Server Fault is a question and answer site for professional system and network administrators. It's 100% free, no registration required.

Relevant part of the start up line: java -server -Xms10G -Xmx10G -XX:PermSize=1G -XX:MaxPermSize=1G

This instance ended up taking up 16GB of memory and 10GB of swap before killing the server.

Any ideas on what could cause that?

This is the only major application running on a RedHat system with 16GB RAM and 10GB swap.

share|improve this question
    
By the time I got to it the server had crashed so I could not see that, unfortunately. –  Ichorus Apr 9 '10 at 21:33

1 Answer 1

My Guess would be runaway threads maybe, really probably better stack overflow on how to profile memory usage for a Java App and look for memory leaks.

Keep in mind that the options -Xms and -Xmx are for heap only. There are other things that take up memory such as thread stacks etc. So maybe there were run away threads?

You might want to look into ulimit for limit what this application can take, and start using something like Nagios to alert you when memory usage gets out of control. You running the jvm as root?

share|improve this answer
1  
"You running the jvm as root?" No. We found the answer and it is scary. One detail that I left out is that we are running on a virtualized server on VMWare. Originally we defined the memory to 8GB in VMWare. We changed it to 16GB when we decided to move that one into a production cluster. Apparently, VMWare, despite showing that there were 16GB available, really only had the original 8 (corraborated by sar data leading up to the crash). When we hit that limit, it went into swap, used that up completely and then, of course, the instance died. We are talking to VMWare now about it. –  Ichorus Apr 12 '10 at 15:41
    
Run VirtualVM against that server and tell us which type of memory is getting out of hand in your VM. –  djangofan Apr 14 '10 at 18:32

Your Answer

 
discard

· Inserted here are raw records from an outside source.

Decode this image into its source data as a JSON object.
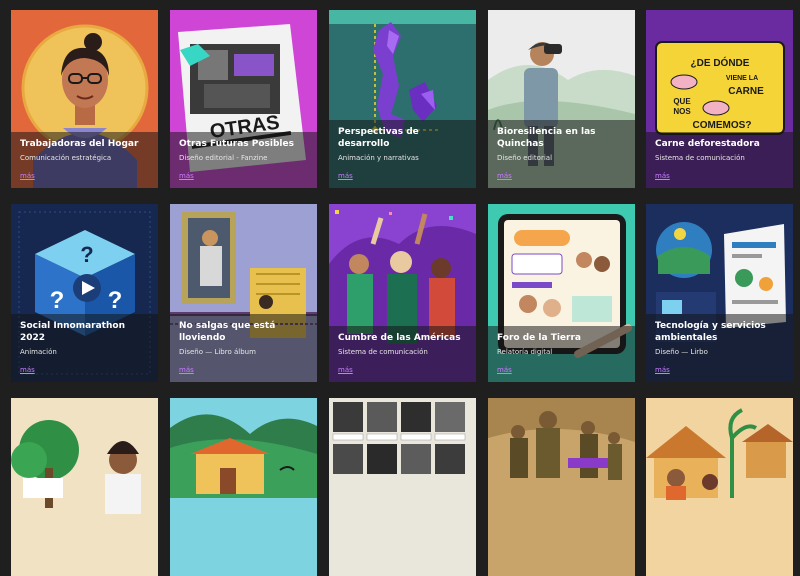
{
  "accent_color": "#c77dff",
  "background_color": "#1f1f1f",
  "projects": [
    {
      "title": "Trabajadoras del Hogar",
      "subtitle": "Comunicación estratégica",
      "link": "más",
      "icon": "woman-portrait-illustration"
    },
    {
      "title": "Otras Futuras Posibles",
      "subtitle": "Diseño editorial - Fanzine",
      "link": "más",
      "icon": "fanzine-cover-illustration"
    },
    {
      "title": "Perspectivas de desarrollo",
      "subtitle": "Animación y narrativas",
      "link": "más",
      "icon": "crystal-tower-illustration"
    },
    {
      "title": "Bioresilencia en las Quinchas",
      "subtitle": "Diseño editorial",
      "link": "más",
      "icon": "birdwatcher-illustration"
    },
    {
      "title": "Carne deforestadora",
      "subtitle": "Sistema de comunicación",
      "link": "más",
      "icon": "meat-poster-illustration",
      "poster_text": "¿DE DÓNDE VIENE LA CARNE QUE NOS COMEMOS?"
    },
    {
      "title": "Social Innomarathon 2022",
      "subtitle": "Animación",
      "link": "más",
      "icon": "question-cube-illustration"
    },
    {
      "title": "No salgas que está lloviendo",
      "subtitle": "Diseño — Libro álbum",
      "link": "más",
      "icon": "window-storybook-illustration"
    },
    {
      "title": "Cumbre de las Américas",
      "subtitle": "Sistema de comunicación",
      "link": "más",
      "icon": "crowd-celebration-illustration"
    },
    {
      "title": "Foro de la Tierra",
      "subtitle": "Relatoría digital",
      "link": "más",
      "icon": "tablet-graphic-recording-illustration"
    },
    {
      "title": "Tecnología y servicios ambientales",
      "subtitle": "Diseño — Lirbo",
      "link": "más",
      "icon": "infographic-book-illustration"
    },
    {
      "title": "",
      "subtitle": "",
      "link": "",
      "icon": "village-trees-illustration"
    },
    {
      "title": "",
      "subtitle": "",
      "link": "",
      "icon": "mountain-house-illustration"
    },
    {
      "title": "",
      "subtitle": "",
      "link": "",
      "icon": "photo-grid-illustration"
    },
    {
      "title": "",
      "subtitle": "",
      "link": "",
      "icon": "soldiers-illustration"
    },
    {
      "title": "",
      "subtitle": "",
      "link": "",
      "icon": "huts-palms-illustration"
    }
  ]
}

By posting your answer, you agree to the privacy policy and terms of service.

Not the answer you're looking for? Browse other questions tagged or ask your own question.